→ Records provided
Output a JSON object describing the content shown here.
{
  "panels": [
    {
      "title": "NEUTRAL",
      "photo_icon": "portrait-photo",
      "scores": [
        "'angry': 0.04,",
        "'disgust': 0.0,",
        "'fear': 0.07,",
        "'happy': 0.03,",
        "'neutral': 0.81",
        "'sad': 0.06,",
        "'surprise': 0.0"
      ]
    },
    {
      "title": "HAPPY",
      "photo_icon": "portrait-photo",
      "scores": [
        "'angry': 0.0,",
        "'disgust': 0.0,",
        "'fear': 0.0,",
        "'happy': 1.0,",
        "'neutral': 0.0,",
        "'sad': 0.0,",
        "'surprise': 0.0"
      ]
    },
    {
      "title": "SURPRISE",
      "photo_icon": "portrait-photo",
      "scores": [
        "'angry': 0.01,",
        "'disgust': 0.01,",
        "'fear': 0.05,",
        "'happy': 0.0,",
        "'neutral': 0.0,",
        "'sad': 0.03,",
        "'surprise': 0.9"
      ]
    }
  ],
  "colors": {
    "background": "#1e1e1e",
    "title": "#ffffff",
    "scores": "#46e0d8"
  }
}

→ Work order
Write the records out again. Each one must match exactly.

→ Exercise response
Output a JSON object describing the content shown here.
{
  "panels": [
    {
      "title": "NEUTRAL",
      "photo_icon": "portrait-photo",
      "scores": [
        "'angry': 0.04,",
        "'disgust': 0.0,",
        "'fear': 0.07,",
        "'happy': 0.03,",
        "'neutral': 0.81",
        "'sad': 0.06,",
        "'surprise': 0.0"
      ]
    },
    {
      "title": "HAPPY",
      "photo_icon": "portrait-photo",
      "scores": [
        "'angry': 0.0,",
        "'disgust': 0.0,",
        "'fear': 0.0,",
        "'happy': 1.0,",
        "'neutral': 0.0,",
        "'sad': 0.0,",
        "'surprise': 0.0"
      ]
    },
    {
      "title": "SURPRISE",
      "photo_icon": "portrait-photo",
      "scores": [
        "'angry': 0.01,",
        "'disgust': 0.01,",
        "'fear': 0.05,",
        "'happy': 0.0,",
        "'neutral': 0.0,",
        "'sad': 0.03,",
        "'surprise': 0.9"
      ]
    }
  ],
  "colors": {
    "background": "#1e1e1e",
    "title": "#ffffff",
    "scores": "#46e0d8"
  }
}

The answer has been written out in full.